When I found out I was pregnant on October 5, my first reaction was to cry. Out of happiness, you ask? I can tell you right here that I cried out of fear, because I know nothing about being a mother. Try shoving a newborn to me and you would see the face of fear.
A lot of my understanding about birth then revolved around the assistance of experts in obstetrics and gynecology. I know about getting cut down there, I know about stitching, I know there is pain involved and some can be unbearable. But when I came across the concepts of “intervention when necessary”and “managing pain naturally” I was caught off guard– can such things exist when you’re bringing about something akin to a watermelon through what seems to be a fifty-cent coin slot? Really now?
I found out about AMANI Birth while I was browsing around friends’ liked pages and I stumbled upon Birthlings Brunei. Naturally my curiosity got the better of me and I started browsing further. I also looked up about AMANI Birth online and even got more intrigued knowing that it’s a philosophy of birth that revolves around Islam! Sheer joy! This was not far from what I seek to do– I remember friends and relatives telling me about several acts of worship that can help ease birth or ensure the well-being of your baby, but that was it.
I contacted Nora sometime in December while she was on her umrah pilgrimage (so sorry again ka) and I was heartened to receive her reply after she returned home. I reserved a spot for me and my husband for February even if I would be just in the middle of my second trimester (21-23 weeks?).
When I first arrived to the class early February, I was excited to see familiar faces– my husband’s cousin who is expecting, a friend from primary school, and a friend I met after I finished A Levels! The classes spanned for 2.5 hours each and lasted for three Sundays (so no brunch plans with family or friends were possible then hehe). As we went through the materials in class, I was touched at how the activities helped my husband to be more involved in the pregnancy beyond being present at appointments and entertaining my hormones; he grew to become an advocate for me and became more enthusiastic about bringing me to swim every Fridays whenever possible! Little did I realize that attending the classes were an early preparation for parenthood as well.
Fast forward to June 1: I started early labor around sahur time around 4am. Thinking I was just waking up to false contractions, I started to be more alert as they became regular and closer as the day progressed. By midnight, my contractions were about 5 mins apart and my mucus plug came out. We then decided to go to JPMC and much to my dismay, my assessment involved a VE and I was disappointed to know I was only 2cm dilated. Nevertheless we decided to stay on since my contractions were regular (and hospital policy dictates admission at that dilation). I tried my best to stay awake with my husband throughout the surges.
I had two CTG sessions administered every 6 hours and equipped with the knowledge from class, I wasn’t too happy being bound to the bed while my surges were going berserk.
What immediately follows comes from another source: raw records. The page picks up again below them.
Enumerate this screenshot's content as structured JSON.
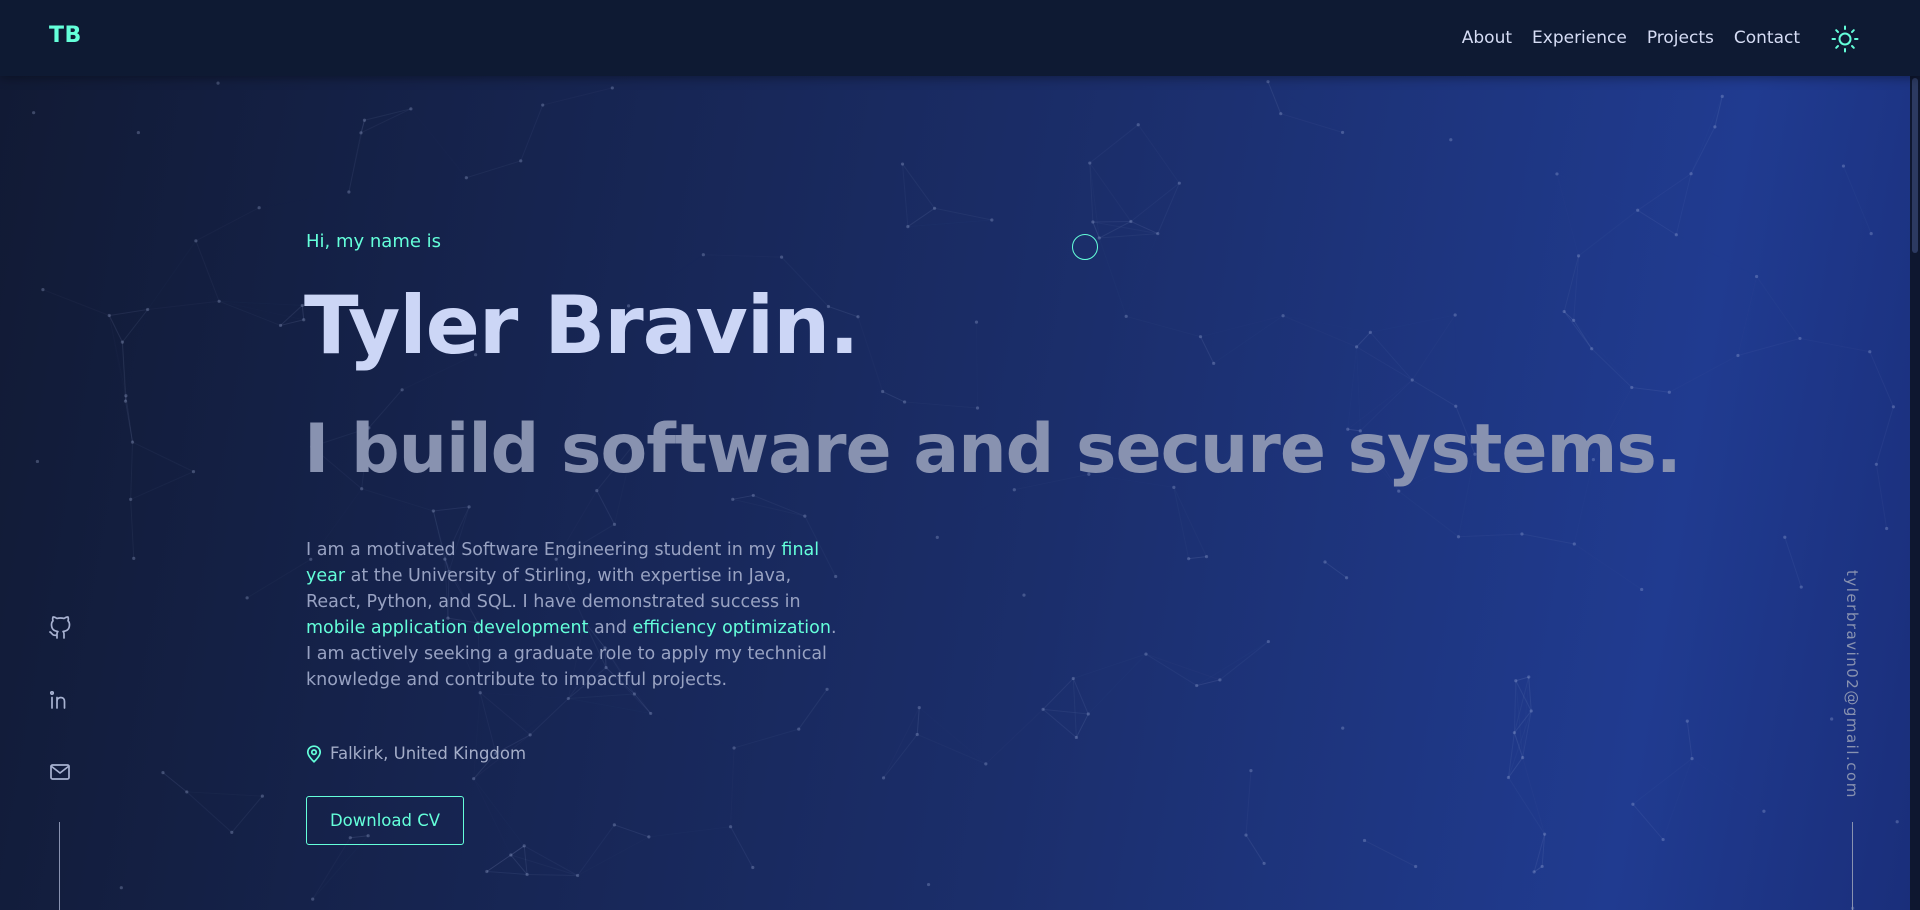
{
  "header": {
    "logo": "TB",
    "nav": [
      "About",
      "Experience",
      "Projects",
      "Contact"
    ],
    "theme_toggle_icon": "sun-icon"
  },
  "hero": {
    "greeting": "Hi, my name is",
    "name": "Tyler Bravin.",
    "tagline": "I build software and secure systems.",
    "bio": {
      "p1": "I am a motivated Software Engineering student in my ",
      "hl1": "final year",
      "p2": " at the University of Stirling, with expertise in Java, React, Python, and SQL. I have demonstrated success in ",
      "hl2": "mobile application development",
      "p3": " and ",
      "hl3": "efficiency optimization",
      "p4": ".",
      "p5": "I am actively seeking a graduate role to apply my technical knowledge and contribute to impactful projects."
    },
    "location": "Falkirk, United Kingdom",
    "location_icon": "map-pin-icon",
    "cv_button": "Download CV"
  },
  "social": {
    "items": [
      "github-icon",
      "linkedin-icon",
      "mail-icon"
    ],
    "email": "tylerbravin02@gmail.com"
  },
  "colors": {
    "accent": "#64ffda",
    "heading": "#ccd6f6",
    "muted": "#8892b0",
    "navbar": "#0e1a33"
  }
}
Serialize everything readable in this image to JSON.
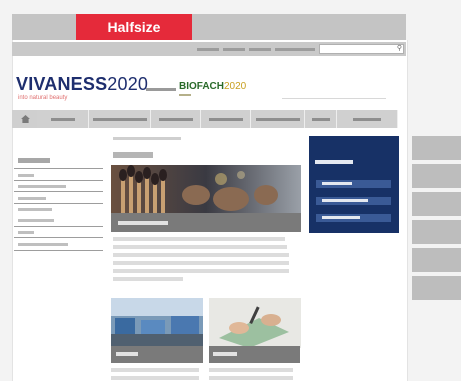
{
  "ad": {
    "label": "Halfsize"
  },
  "header": {
    "logo_main": "VIVANESS",
    "logo_main_year": "2020",
    "logo_tagline": "into natural beauty",
    "logo_second": "BIOFACH",
    "logo_second_year": "2020"
  },
  "colors": {
    "ad_red": "#e52a3a",
    "brand_blue": "#173166",
    "caption_grey": "#7a7a7a"
  },
  "icons": [
    "home-icon",
    "search-icon"
  ]
}
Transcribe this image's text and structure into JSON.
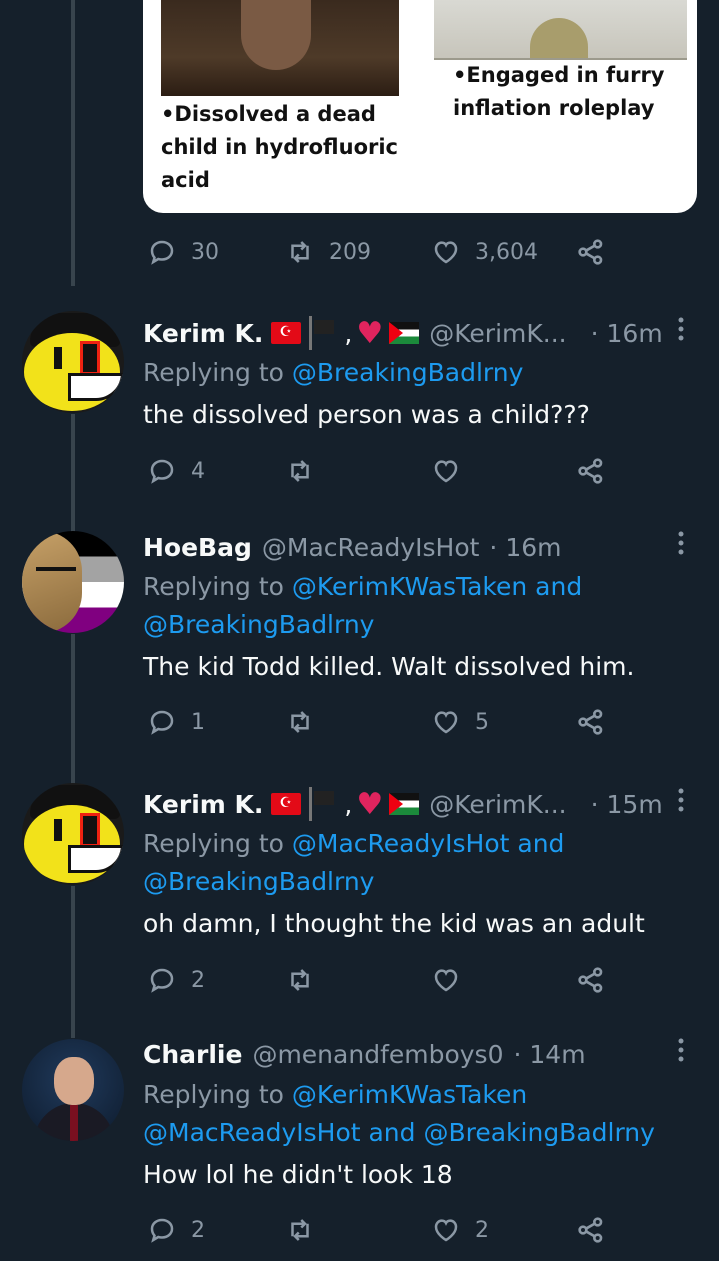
{
  "top_card": {
    "caption_left": "•Dissolved a dead child in hydrofluoric acid",
    "caption_right": "•Engaged in furry inflation roleplay"
  },
  "top_actions": {
    "replies": "30",
    "retweets": "209",
    "likes": "3,604"
  },
  "tweets": [
    {
      "name": "Kerim K.",
      "handle": "@KerimK...",
      "time": "· 16m",
      "replying_prefix": "Replying to ",
      "mentions": "@BreakingBadlrny",
      "text": "the dissolved person was a child???",
      "replies": "4",
      "retweets": "",
      "likes": ""
    },
    {
      "name": "HoeBag",
      "handle": "@MacReadyIsHot",
      "time": "· 16m",
      "replying_prefix": "Replying to ",
      "mentions": "@KerimKWasTaken and",
      "mentions2": "@BreakingBadlrny",
      "text": "The kid Todd killed. Walt dissolved him.",
      "replies": "1",
      "retweets": "",
      "likes": "5"
    },
    {
      "name": "Kerim K.",
      "handle": "@KerimK...",
      "time": "· 15m",
      "replying_prefix": "Replying to ",
      "mentions": "@MacReadyIsHot and",
      "mentions2": "@BreakingBadlrny",
      "text": "oh damn, I thought the kid was an adult",
      "replies": "2",
      "retweets": "",
      "likes": ""
    },
    {
      "name": "Charlie",
      "handle": "@menandfemboys0",
      "time": "· 14m",
      "replying_prefix": "Replying to ",
      "mentions": "@KerimKWasTaken",
      "mentions2": "@MacReadyIsHot and @BreakingBadlrny",
      "text": "How lol he didn't look 18",
      "replies": "2",
      "retweets": "",
      "likes": "2"
    }
  ],
  "colors": {
    "background": "#15202b",
    "accent": "#1d9bf0",
    "muted": "#8b98a5",
    "text": "#f7f9f9"
  }
}
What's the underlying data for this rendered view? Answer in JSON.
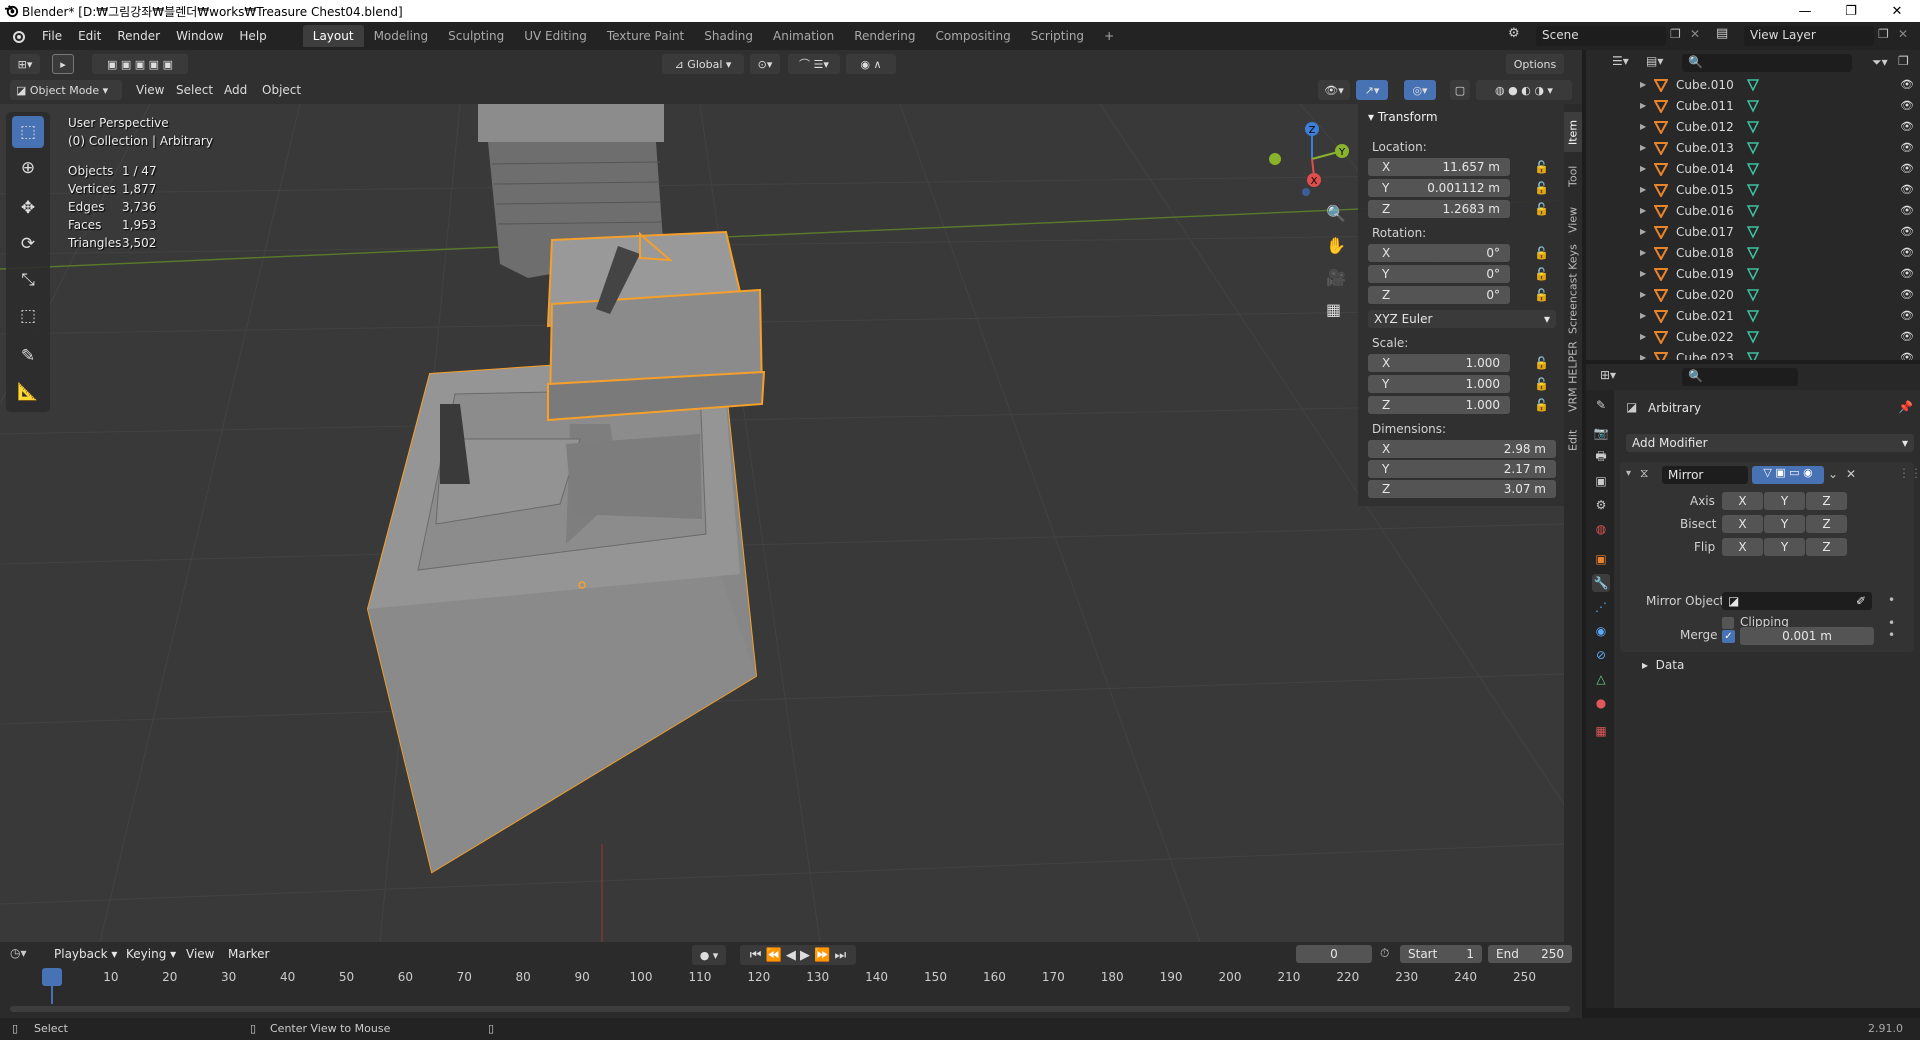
{
  "window": {
    "title": "Blender* [D:₩그림강좌₩블렌더₩works₩Treasure Chest04.blend]",
    "minimize": "—",
    "maximize": "❐",
    "close": "✕"
  },
  "menus": [
    "File",
    "Edit",
    "Render",
    "Window",
    "Help"
  ],
  "workspaces": [
    "Layout",
    "Modeling",
    "Sculpting",
    "UV Editing",
    "Texture Paint",
    "Shading",
    "Animation",
    "Rendering",
    "Compositing",
    "Scripting",
    "+"
  ],
  "scene": {
    "label": "Scene",
    "view_layer": "View Layer"
  },
  "header": {
    "orientation": "Global",
    "options": "Options",
    "mode": "Object Mode",
    "view": "View",
    "select": "Select",
    "add": "Add",
    "object": "Object"
  },
  "overlay_info": {
    "perspective": "User Perspective",
    "collection": "(0) Collection | Arbitrary",
    "stats": [
      {
        "k": "Objects",
        "v": "1 / 47"
      },
      {
        "k": "Vertices",
        "v": "1,877"
      },
      {
        "k": "Edges",
        "v": "3,736"
      },
      {
        "k": "Faces",
        "v": "1,953"
      },
      {
        "k": "Triangles",
        "v": "3,502"
      }
    ]
  },
  "gizmo": {
    "z": "Z",
    "y": "Y",
    "x": "X"
  },
  "npanel": {
    "title": "Transform",
    "location": "Location:",
    "rotation": "Rotation:",
    "scale": "Scale:",
    "dimensions": "Dimensions:",
    "euler": "XYZ Euler",
    "loc": [
      {
        "a": "X",
        "v": "11.657 m"
      },
      {
        "a": "Y",
        "v": "0.001112 m"
      },
      {
        "a": "Z",
        "v": "1.2683 m"
      }
    ],
    "rot": [
      {
        "a": "X",
        "v": "0°"
      },
      {
        "a": "Y",
        "v": "0°"
      },
      {
        "a": "Z",
        "v": "0°"
      }
    ],
    "scl": [
      {
        "a": "X",
        "v": "1.000"
      },
      {
        "a": "Y",
        "v": "1.000"
      },
      {
        "a": "Z",
        "v": "1.000"
      }
    ],
    "dim": [
      {
        "a": "X",
        "v": "2.98 m"
      },
      {
        "a": "Y",
        "v": "2.17 m"
      },
      {
        "a": "Z",
        "v": "3.07 m"
      }
    ],
    "tabs": [
      "Item",
      "Tool",
      "View",
      "Screencast Keys",
      "VRM HELPER",
      "Edit"
    ]
  },
  "outliner": {
    "items": [
      "Cube.010",
      "Cube.011",
      "Cube.012",
      "Cube.013",
      "Cube.014",
      "Cube.015",
      "Cube.016",
      "Cube.017",
      "Cube.018",
      "Cube.019",
      "Cube.020",
      "Cube.021",
      "Cube.022",
      "Cube.023"
    ]
  },
  "properties": {
    "object": "Arbitrary",
    "add_modifier": "Add Modifier",
    "modifier_name": "Mirror",
    "axis": "Axis",
    "bisect": "Bisect",
    "flip": "Flip",
    "xyz": [
      "X",
      "Y",
      "Z"
    ],
    "mirror_object": "Mirror Object",
    "clipping": "Clipping",
    "merge": "Merge",
    "merge_value": "0.001 m",
    "data": "Data"
  },
  "timeline": {
    "playback": "Playback",
    "keying": "Keying",
    "view": "View",
    "marker": "Marker",
    "current": "0",
    "start_label": "Start",
    "start": "1",
    "end_label": "End",
    "end": "250",
    "ticks": [
      "0",
      "10",
      "20",
      "30",
      "40",
      "50",
      "60",
      "70",
      "80",
      "90",
      "100",
      "110",
      "120",
      "130",
      "140",
      "150",
      "160",
      "170",
      "180",
      "190",
      "200",
      "210",
      "220",
      "230",
      "240",
      "250"
    ]
  },
  "status": {
    "select": "Select",
    "center": "Center View to Mouse",
    "version": "2.91.0"
  },
  "colors": {
    "selection": "#f5a02a",
    "accent": "#4772b3",
    "bg": "#393939"
  }
}
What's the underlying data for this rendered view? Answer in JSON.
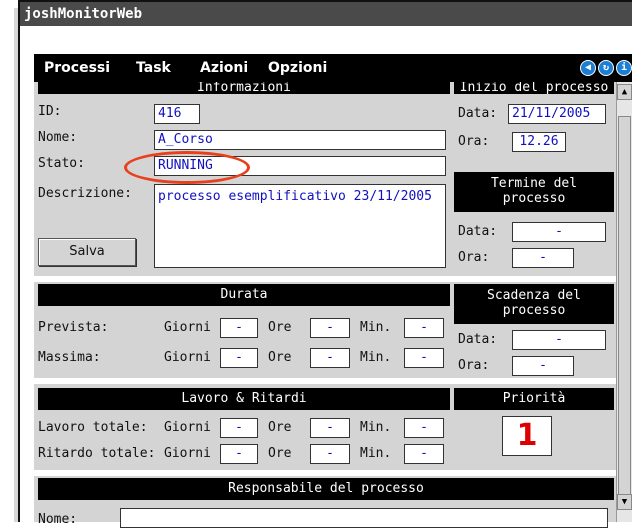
{
  "window": {
    "title": "joshMonitorWeb"
  },
  "menu": [
    {
      "label": "Processi"
    },
    {
      "label": "Task"
    },
    {
      "label": "Azioni"
    },
    {
      "label": "Opzioni"
    }
  ],
  "toolbar_icons": [
    "back-icon",
    "refresh-icon",
    "info-icon"
  ],
  "informazioni": {
    "header": "Informazioni",
    "id_label": "ID:",
    "id_value": "416",
    "nome_label": "Nome:",
    "nome_value": "A_Corso",
    "stato_label": "Stato:",
    "stato_value": "RUNNING",
    "descrizione_label": "Descrizione:",
    "descrizione_value": "processo esemplificativo 23/11/2005",
    "salva_label": "Salva"
  },
  "inizio": {
    "header": "Inizio del processo",
    "data_label": "Data:",
    "data_value": "21/11/2005",
    "ora_label": "Ora:",
    "ora_value": "12.26"
  },
  "termine": {
    "header_line1": "Termine del",
    "header_line2": "processo",
    "data_label": "Data:",
    "data_value": "-",
    "ora_label": "Ora:",
    "ora_value": "-"
  },
  "durata": {
    "header": "Durata",
    "rows": [
      {
        "label": "Prevista:",
        "giorni_label": "Giorni",
        "giorni": "-",
        "ore_label": "Ore",
        "ore": "-",
        "min_label": "Min.",
        "min": "-"
      },
      {
        "label": "Massima:",
        "giorni_label": "Giorni",
        "giorni": "-",
        "ore_label": "Ore",
        "ore": "-",
        "min_label": "Min.",
        "min": "-"
      }
    ]
  },
  "scadenza": {
    "header_line1": "Scadenza del",
    "header_line2": "processo",
    "data_label": "Data:",
    "data_value": "-",
    "ora_label": "Ora:",
    "ora_value": "-"
  },
  "lavoro": {
    "header": "Lavoro & Ritardi",
    "rows": [
      {
        "label": "Lavoro totale:",
        "giorni_label": "Giorni",
        "giorni": "-",
        "ore_label": "Ore",
        "ore": "-",
        "min_label": "Min.",
        "min": "-"
      },
      {
        "label": "Ritardo totale:",
        "giorni_label": "Giorni",
        "giorni": "-",
        "ore_label": "Ore",
        "ore": "-",
        "min_label": "Min.",
        "min": "-"
      }
    ]
  },
  "priorita": {
    "header": "Priorità",
    "value": "1"
  },
  "responsabile": {
    "header": "Responsabile del processo",
    "nome_label": "Nome:",
    "nome_value": ""
  },
  "colors": {
    "menubar": "#000000",
    "panel": "#d4d4d4",
    "field_text": "#1010c0",
    "highlight": "#e8401c",
    "priority": "#dd0000"
  }
}
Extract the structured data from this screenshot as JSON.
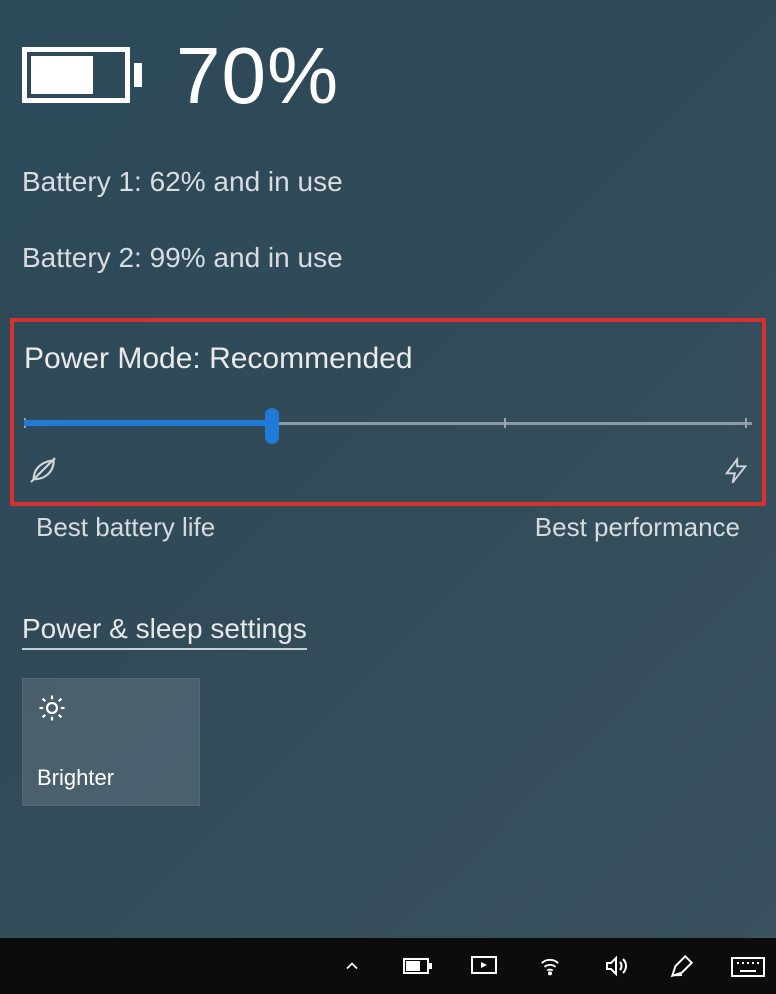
{
  "header": {
    "percent_text": "70%",
    "battery_fill_percent": 62
  },
  "batteries": [
    "Battery 1: 62% and in use",
    "Battery 2: 99% and in use"
  ],
  "power_mode": {
    "label": "Power Mode: Recommended",
    "slider_percent": 34,
    "left_label": "Best battery life",
    "right_label": "Best performance"
  },
  "settings_link": "Power & sleep settings",
  "brightness_tile": {
    "label": "Brighter"
  },
  "tray": {
    "chevron": "chevron-up",
    "items": [
      "battery",
      "cast",
      "wifi",
      "volume",
      "pen",
      "keyboard"
    ]
  }
}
I wanted to be mobile and active, and the only relief I found for my surges was sitting in the toilet seat! I had multiple occasions of wanting to poo before then, when really it was baby’s head engaged. The second time I was strapped to CTG, it was at 7:05am that my water broke spontaneously, in a gush– baby was really on his way!
A few things I remembered being in the labor room were: the hot towel compresses I asked to be put on my lower back as I was on my hands and knees; the slurry of all the zikir I could muster; my husband holding my hand as I reached transition, and me screaming “Ring of fire!” when I felt the burn underneath as I pushed our baby with all my might. I do remember my attending midwives pointed out how I was at times still smiling despite the surges. Alhamdulillah, our son arrived earthside at 8:05am weighing 2.685kg.
To use some of Aisha Al Hajjar’s words: birth really is a natural life event, trust in birth is really trust in Allah (tawakal) and trust in Allah’s plans for our lives and our births. I may have sustained second degree tears in my choice to refuse episiotomy, I may have had to give way to CTG and compromised my mobility during the labor stage, but when I look back at how the birth happened, it really is for the best. I had my dearest husband for support and companionship throughout, which really was what I needed to go through a life changing experience.
I have to thank Nora for the engaging lessons in class, her sincerity and enthusiasm to support mothers and mothers-to-be in this phase of life. Jazakillahu khairan!
And to future AMANI mothers AND fathers: may Allah make your son/daughter the coolness of your eyes, and may birth and parenthood open doors to more acts of worship to Allah SWT. Aamiin.